Sports Psychology is a hot topic in Cycling and great champions such as Victoria Pendleton have been quite open about the impact competing can have on their mental health, what can current Scholars and student athletes do to help improve their mindfulness and psychological aspect of their sport?
Be prepared to take a step back with your training. My three years on the scheme were a massive learning curve as I tried to balance my law degree and my training without one impact on the other. It’s fair to say that to start with I didn’t get it right. It is really challenging to dedicate enough time to studying and then having the desire to want to go training. Understanding that to feel these pressures, is completely normal. I would encourage anyone on the scheme to speak with your coaches and explain the pressures you are feeling. They will be able to draw on their vast experience of working with a variety of high-performing athletes, to help you find a solution that works for you.
Everybody has faced a unique past year of challenges and frustrations especially with respect to sport, how have you maintained a focus and kept active during the various Lockdowns and restrictions enforced during the pandemic?
I have built a little gym garage at home. In there is my Wattbike, weights and squat rack, and I run on the fields near me. Having an outlet which isn’t work is really important. It’s a great space where I can switch off and keep active.
We hope that University life will soon return to some normality, what one piece of advice would you give to yourself if you could go back in time or give others when they arrive in Welcome Week to start their degree?
Meet and build connections with as many people as you can. Once you leave the University bubble, you will be surprised how often you ‘bump’ into your uni colleagues and need to call on them.
Finally, you are being inducted into the Scholar ‘Hall of Fame’ as part of our new website feature as well as being invited to present to our current Scholars in our Workshop programme. Can you comment on your enthusiasm to continue to support the scheme and be an ambassador for future Sports Scholar applicants at Kent?
I am honoured to be inducted into the Hall of Fame. I am delighted that the same coaches which helped me develop during my time on the scheme are still helping new athletes to achieve their goals. Not only is the scheme itself an incredible opportunity for scholars to maximise their sporting potential, I firmly believe the qualities developed whilst on the scheme will help scholars differentiate themselves from the majority and be more employable in the business world. The scholar scheme is thriving and I look forward to keeping in contact over the years to come to help encourage the next generation of sports stars to reach the next level.
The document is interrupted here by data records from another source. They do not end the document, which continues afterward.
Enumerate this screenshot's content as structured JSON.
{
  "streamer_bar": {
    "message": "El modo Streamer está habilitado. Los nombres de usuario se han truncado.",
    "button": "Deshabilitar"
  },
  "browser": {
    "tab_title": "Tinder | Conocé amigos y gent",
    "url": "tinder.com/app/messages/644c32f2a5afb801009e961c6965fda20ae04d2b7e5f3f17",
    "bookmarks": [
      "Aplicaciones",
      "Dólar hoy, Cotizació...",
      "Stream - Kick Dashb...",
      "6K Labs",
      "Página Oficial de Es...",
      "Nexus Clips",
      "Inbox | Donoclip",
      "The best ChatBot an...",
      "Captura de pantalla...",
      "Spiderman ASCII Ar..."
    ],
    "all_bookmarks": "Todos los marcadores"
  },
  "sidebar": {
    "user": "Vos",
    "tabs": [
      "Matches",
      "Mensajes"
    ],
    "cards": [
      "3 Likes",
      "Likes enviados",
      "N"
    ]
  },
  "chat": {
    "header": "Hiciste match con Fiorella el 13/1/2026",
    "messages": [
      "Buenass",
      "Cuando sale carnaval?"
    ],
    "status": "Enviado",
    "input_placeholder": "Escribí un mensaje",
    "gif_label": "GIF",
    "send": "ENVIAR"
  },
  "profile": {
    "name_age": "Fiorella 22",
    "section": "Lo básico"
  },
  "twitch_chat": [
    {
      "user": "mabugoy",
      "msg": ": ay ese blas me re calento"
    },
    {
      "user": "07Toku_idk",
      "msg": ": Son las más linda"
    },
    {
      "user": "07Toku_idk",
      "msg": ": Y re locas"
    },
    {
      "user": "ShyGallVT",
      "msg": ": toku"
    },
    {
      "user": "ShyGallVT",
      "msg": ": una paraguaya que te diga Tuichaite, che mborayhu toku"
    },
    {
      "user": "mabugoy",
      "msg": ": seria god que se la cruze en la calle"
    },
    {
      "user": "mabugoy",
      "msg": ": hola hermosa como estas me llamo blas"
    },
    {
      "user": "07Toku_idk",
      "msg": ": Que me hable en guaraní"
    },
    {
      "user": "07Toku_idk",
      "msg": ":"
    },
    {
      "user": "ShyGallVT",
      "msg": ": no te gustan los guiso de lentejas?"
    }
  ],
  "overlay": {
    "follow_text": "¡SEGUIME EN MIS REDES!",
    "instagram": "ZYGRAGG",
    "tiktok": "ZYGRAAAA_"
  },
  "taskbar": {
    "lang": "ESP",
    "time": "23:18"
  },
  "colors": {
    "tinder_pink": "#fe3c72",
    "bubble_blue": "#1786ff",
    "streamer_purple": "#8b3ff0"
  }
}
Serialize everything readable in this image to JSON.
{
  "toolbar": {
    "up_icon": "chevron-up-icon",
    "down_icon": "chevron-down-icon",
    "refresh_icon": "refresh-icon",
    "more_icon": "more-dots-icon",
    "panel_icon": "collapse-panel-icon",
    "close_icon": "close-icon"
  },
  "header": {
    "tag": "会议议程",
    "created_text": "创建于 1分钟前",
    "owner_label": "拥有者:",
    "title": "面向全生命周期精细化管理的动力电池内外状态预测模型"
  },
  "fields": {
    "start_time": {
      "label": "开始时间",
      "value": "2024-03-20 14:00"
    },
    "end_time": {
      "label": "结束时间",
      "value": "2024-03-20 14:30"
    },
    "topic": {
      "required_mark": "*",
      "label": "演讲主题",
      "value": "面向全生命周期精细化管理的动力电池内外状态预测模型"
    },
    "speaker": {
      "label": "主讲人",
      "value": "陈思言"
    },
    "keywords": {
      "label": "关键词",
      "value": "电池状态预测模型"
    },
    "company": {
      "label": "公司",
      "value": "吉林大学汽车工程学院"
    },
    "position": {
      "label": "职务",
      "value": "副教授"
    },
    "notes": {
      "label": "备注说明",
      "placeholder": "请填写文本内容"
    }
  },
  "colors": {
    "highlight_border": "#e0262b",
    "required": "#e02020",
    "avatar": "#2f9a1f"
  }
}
If you’re interested in becoming a sports scholar at the University of Kent, check out our Scholarship webpages for more information.